Rest well, Tita Baby

Some plans don’t go accordingly, but there’s always something else to experience.

A few weeks ago, I already plotted what I will do on the last two daysย of November to prepare for December. However, sadly, a relative passed away last Saturday. I let go of my plans and decided to go to the wake as soon as possible.

My boyfriend and I went to the province on Sunday. I saw again familiar faces from my childhood. I have not seen some of my relatives there for a very long time; I can’t even remember some of their names.ย I was happy to see them, but my heart ached when I sawย my grandfather’s sister lifeless. The last time I saw her was October. She was frail and thin, but she was still able to walk, talk, and joke around.

I used to spend my summer vacation with her family when I was still in pre-school until second grade. She practiced me on reading and gave me a lot of advice and words of wisdom. She had a crispy laugh. She was strict, but only because she was protective. Her children and husband loved her very much. I loved her, too. She was one of the people who molded my family and education values. Oh, she was a grade school public teacher.

We got home quarter to nine in the evening. I was supposed to go with my boyfriend to their post-Bar Exams party; they organized it. I was so sleepy then, and I had to wake up early the next day because I will meet my parents and brother before they go to the wake, so I did not go with him anymore.

I woke up at 6am the next day and left the house at 7am. I got home at 7pm. My dirty laundry was piling up so I went to the dry cleaner, but the person at the counter said that there were still a lot lining up for the washing machines and my laundry wouldn’t make the cut anymore.
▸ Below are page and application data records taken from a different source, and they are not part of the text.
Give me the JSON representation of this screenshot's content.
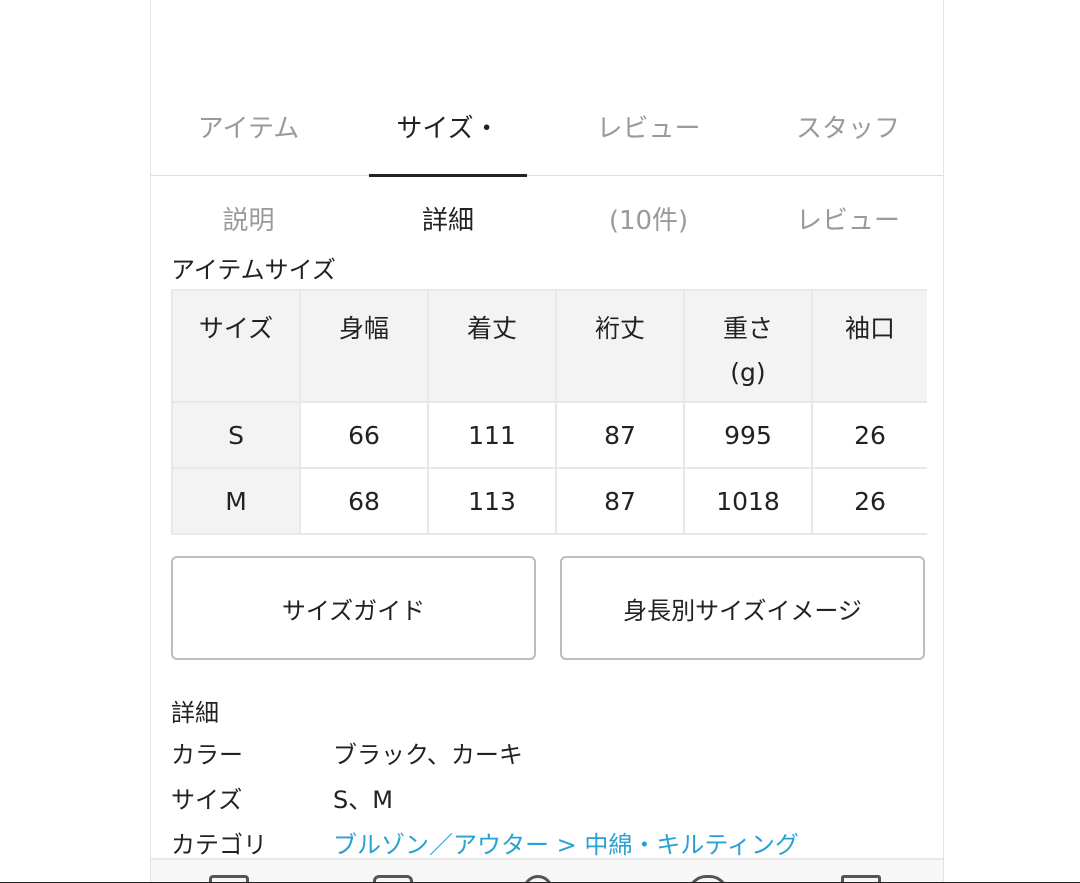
{
  "tabs": [
    {
      "line1": "アイテム",
      "line2": "説明",
      "active": false
    },
    {
      "line1": "サイズ・",
      "line2": "詳細",
      "active": true
    },
    {
      "line1": "レビュー",
      "line2": "(10件)",
      "active": false
    },
    {
      "line1": "スタッフ",
      "line2": "レビュー",
      "active": false
    }
  ],
  "item_size": {
    "title": "アイテムサイズ",
    "headers": [
      {
        "l1": "サイズ",
        "l2": ""
      },
      {
        "l1": "身幅",
        "l2": ""
      },
      {
        "l1": "着丈",
        "l2": ""
      },
      {
        "l1": "裄丈",
        "l2": ""
      },
      {
        "l1": "重さ",
        "l2": "(g)"
      },
      {
        "l1": "袖口",
        "l2": ""
      }
    ],
    "rows": [
      [
        "S",
        "66",
        "111",
        "87",
        "995",
        "26"
      ],
      [
        "M",
        "68",
        "113",
        "87",
        "1018",
        "26"
      ]
    ]
  },
  "buttons": {
    "size_guide": "サイズガイド",
    "height_image": "身長別サイズイメージ"
  },
  "details": {
    "title": "詳細",
    "color_label": "カラー",
    "color_value": "ブラック、カーキ",
    "size_label": "サイズ",
    "size_value": "S、M",
    "category_label": "カテゴリ",
    "category_value": "ブルゾン／アウター > 中綿・キルティング"
  },
  "colors": {
    "link": "#2aa1d3",
    "active_text": "#222222",
    "inactive_text": "#9a9a9a"
  }
}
What a bummer. ๐Ÿ˜ฆ I only had a few home clothes left, so I borrowed shirts and shorts from my boyfriend.

On Tuesday, I made a commissioned project during my lunch time, which is why I ate my lunch at 4pm already. I finished it until 2AM.

I slept for three hours only because I had to wake up early for my grandfather’s sister’s burial in the province. My boyfriend went with me. I worried that we might not make it on time because of the early morning traffic, but fortunately, we still arrived a little before her remains were transferred to the church nearby.

The sad atmosphere can be felt as soon as I stepped down from the tricycle. I was still at the gate when I heard sobbing. The scene was depressing and I could not hold back my tears anymore.

On focusing on your goals:

It does not matter what other people say or think. Focus on your goal, continue to believe in what you are capable of. You do not need to purposely show everyone how intelligent or talented you are. Remember, you are not here to please and convince the people around you. ๐Ÿ™‚

For the record:

I am neither fulfilled nor happy with my job.

The first step in making a solution is to acknowledge the problem. There you go.

Now, what is the root cause?

Can it still be addressed?

If not, what are the alternatives?

(I am now thinking about the last question.)

I heard it again

Masanay ka na lang.”

I hate hearing this.

When I hear this, I think, “So that’s it? I should just get used to it?” Why would I want to get used to something that needs improvement? Why would I settle? What do they mean by “masanay ka na lang?” Do they mean shut up and just do the work because this is how things are here?

On the other hand, I also think that this is a challenge to adapt to the present circumstances. I have no qualms about this, but I still think that before we adapt to the way things are, we should examine first what can be done to be more efficient and effective.

If we are already contented with getting used to the old ways, creativity and critical thinking get rusty, innovation stops, and complacency rules.